When DG’s mother, Margaret, begins to leave home for extended hiatuses, the girl is far too young—only 5 years old—to understand why. Her father, Alcide Louis Pitre, blames it on her recurrent fatigue, and her grandpa chalks it up to extreme sensitivity: “Your mama, I think she just feels too much. Feels everything too much.” When Margaret is around, she seems to float in and out of a fugue-like trance, sometimes sleeping the entire day away, leaving DG to tend to her younger siblings. One day, she greets DG with warm affection, but forgets her name, a moment heart-rendingly captured by Watkins. Alcide is a pipeliner, and as a result, the family moves often and broadly—Louisiana, Georgia, Texas, Australia, South Africa—and that peripatetic rootlessness only adds to DG’s feelings of dislocation. But over time, she starts to see evidence that her mother’s chronic mental illness isn’t the family’s real disease, but rather her father’s despotism. A serial philanderer, he is also maniacally controlling, physically abusing Margaret. At a neighborhood party, he’s discovered having sex with a local’s wife, and unashamedly laughs off the indiscretion. While he’s capable of great sweetness, he can mercurially shift in an instant. Margaret finally asserts herself and demands a divorce, but she’s infinitely forgiving and terrified to be alone. Disgusted by her father, DG plots with her mother to find a way to decisively liberate herself from the clenched grip of his cunning dominion.
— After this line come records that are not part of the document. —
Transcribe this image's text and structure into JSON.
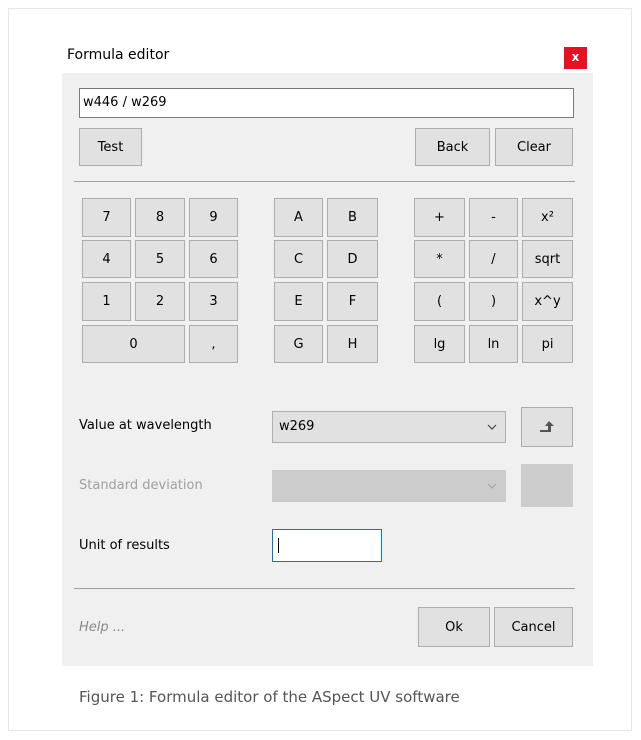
{
  "dialog": {
    "title": "Formula editor",
    "close_label": "x",
    "formula_value": "w446 / w269",
    "test_label": "Test",
    "back_label": "Back",
    "clear_label": "Clear",
    "keypad": {
      "digits": [
        "7",
        "8",
        "9",
        "4",
        "5",
        "6",
        "1",
        "2",
        "3",
        "0",
        ","
      ],
      "letters": [
        "A",
        "B",
        "C",
        "D",
        "E",
        "F",
        "G",
        "H"
      ],
      "operators": [
        "+",
        "-",
        "x²",
        "*",
        "/",
        "sqrt",
        "(",
        ")",
        "x^y",
        "lg",
        "ln",
        "pi"
      ]
    },
    "wavelength_label": "Value at wavelength",
    "wavelength_value": "w269",
    "std_dev_label": "Standard deviation",
    "std_dev_value": "",
    "unit_label": "Unit of results",
    "unit_value": "",
    "help_label": "Help ...",
    "ok_label": "Ok",
    "cancel_label": "Cancel"
  },
  "caption": "Figure 1: Formula editor of the ASpect UV software",
  "colors": {
    "close_bg": "#e81123",
    "dialog_bg": "#f0f0f0",
    "button_bg": "#e1e1e1",
    "focus_border": "#0078d7"
  }
}
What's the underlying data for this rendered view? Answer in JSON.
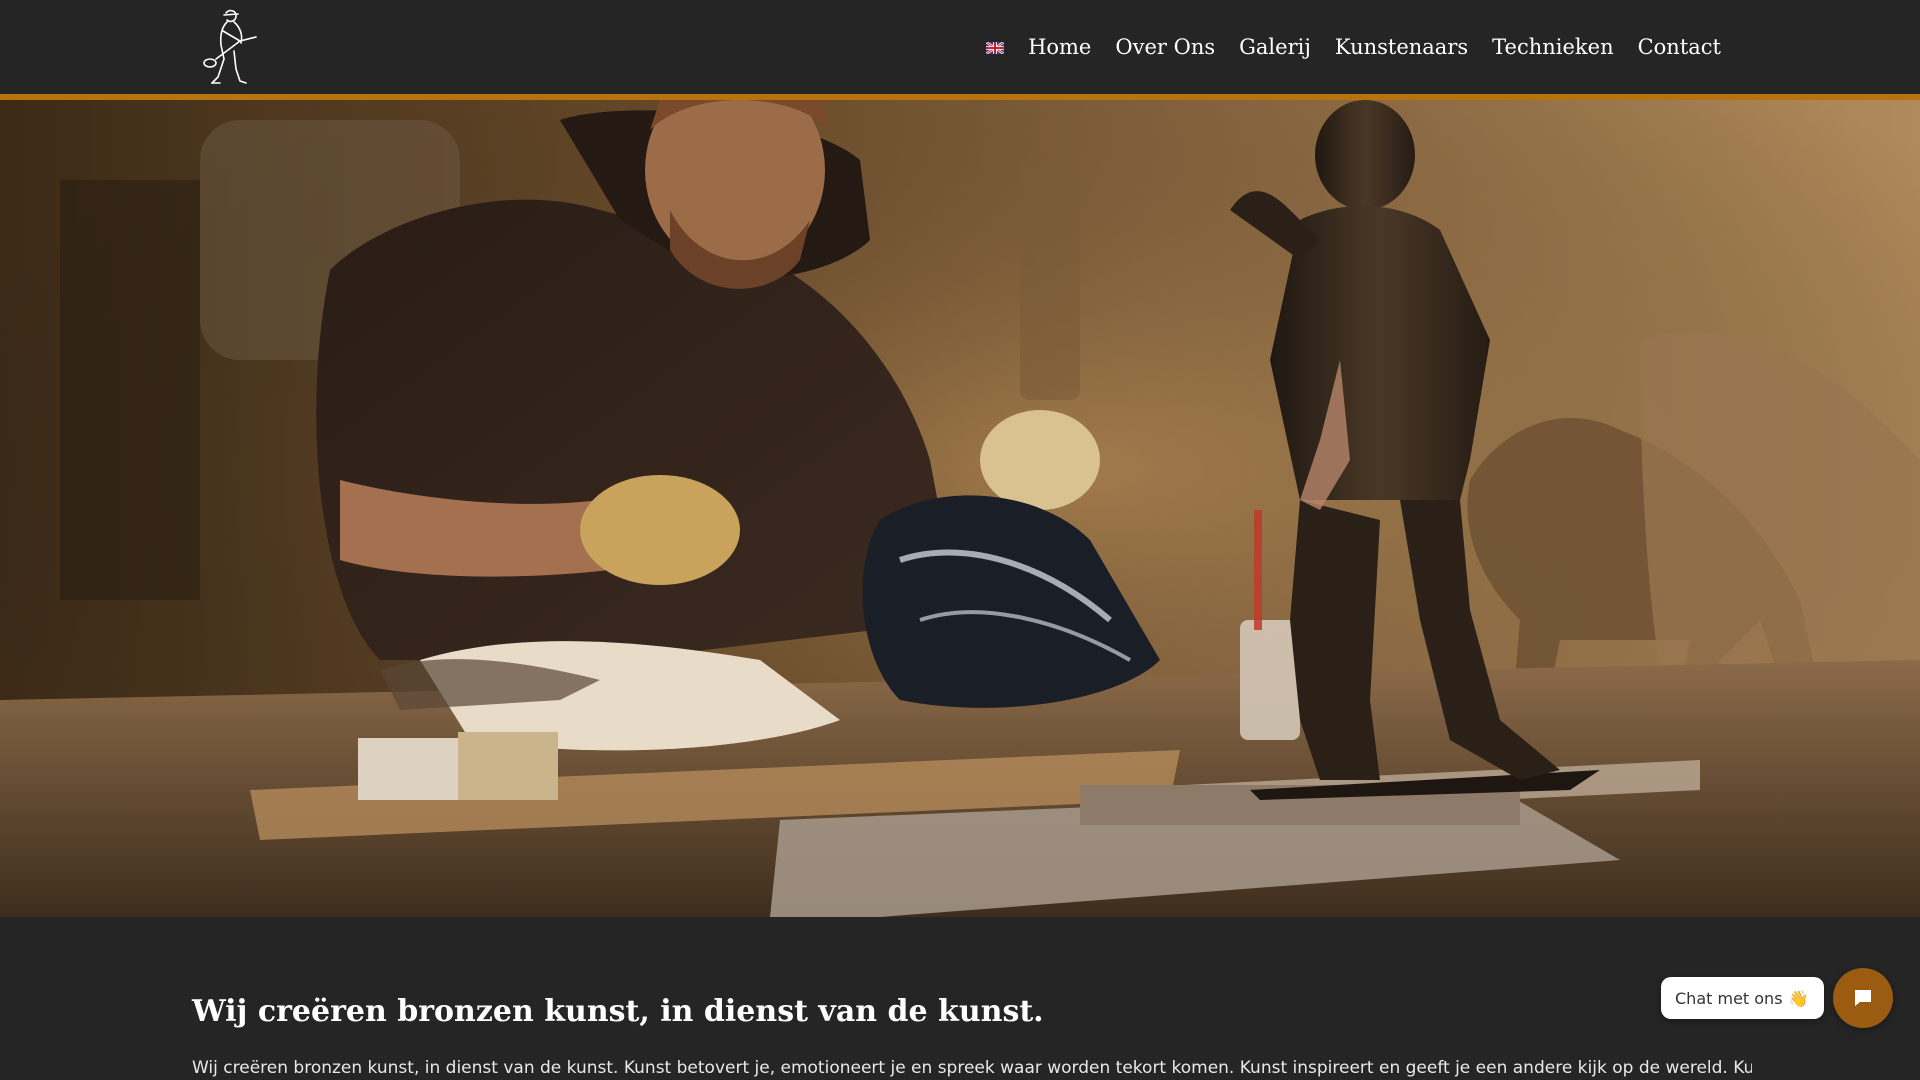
{
  "header": {
    "logo_icon": "foundry-worker-logo",
    "language_flag": "uk-flag-icon",
    "nav": [
      {
        "label": "Home"
      },
      {
        "label": "Over Ons"
      },
      {
        "label": "Galerij"
      },
      {
        "label": "Kunstenaars"
      },
      {
        "label": "Technieken"
      },
      {
        "label": "Contact"
      }
    ]
  },
  "hero": {
    "image": "sculptor-workshop-photo"
  },
  "content": {
    "title": "Wij creëren bronzen kunst, in dienst van de kunst.",
    "text": "Wij creëren bronzen kunst, in dienst van de kunst. Kunst betovert je, emotioneert je en spreek waar worden tekort komen. Kunst inspireert en geeft je een andere kijk op de wereld. Kunst is"
  },
  "chat": {
    "label": "Chat met ons",
    "emoji": "👋",
    "button_icon": "chat-bubble-icon"
  },
  "colors": {
    "background": "#252525",
    "accent": "#b8730f",
    "chat_button": "#9b5b10"
  }
}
Watkins relates the entire story from DG’s first-person perspective, masterfully capturing her shifting voice from early childhood to her teens. Still, the novel’s principal strength is its beautifully conceived characters: DG and her mom are both infinitely loving but deeply wounded, and Alcide is incorrigibly unpredictable, by turns a tyrant and a charmer: “The best way to describe him is like a lighthouse beacon. As long as you are in the warmth of his regard, it seems the best place to be. Safe and bright and beautiful. Outside of his regard, there might be monsters—cold, dark, scary.” The author’s writing is self-assured and nuanced, and even in DG’s youth one can detect her precocious intelligence. In addition, the cumbersome weight of the girl’s premature domestic obligations in the absence of a responsible parent is shatteringly depicted. On two occasions, Margaret summons DG to drive a vehicle illegally—in the second instance, to help break her out of a rest home. (Margaret even provides elaborate instructions on how to look older.) One minor criticism: DG’s siblings are resigned to the background, a largely mute supporting cast. Giving them more life and agency could have furnished a fuller perspective on the family’s emotional fragility as well as Margaret’s neurasthenic stupor. Nevertheless, this is a powerful drama that impressively manages to both haunt and inspire. An affecting portrayal of an emotionally abandoned girl." — Kirkus Reviews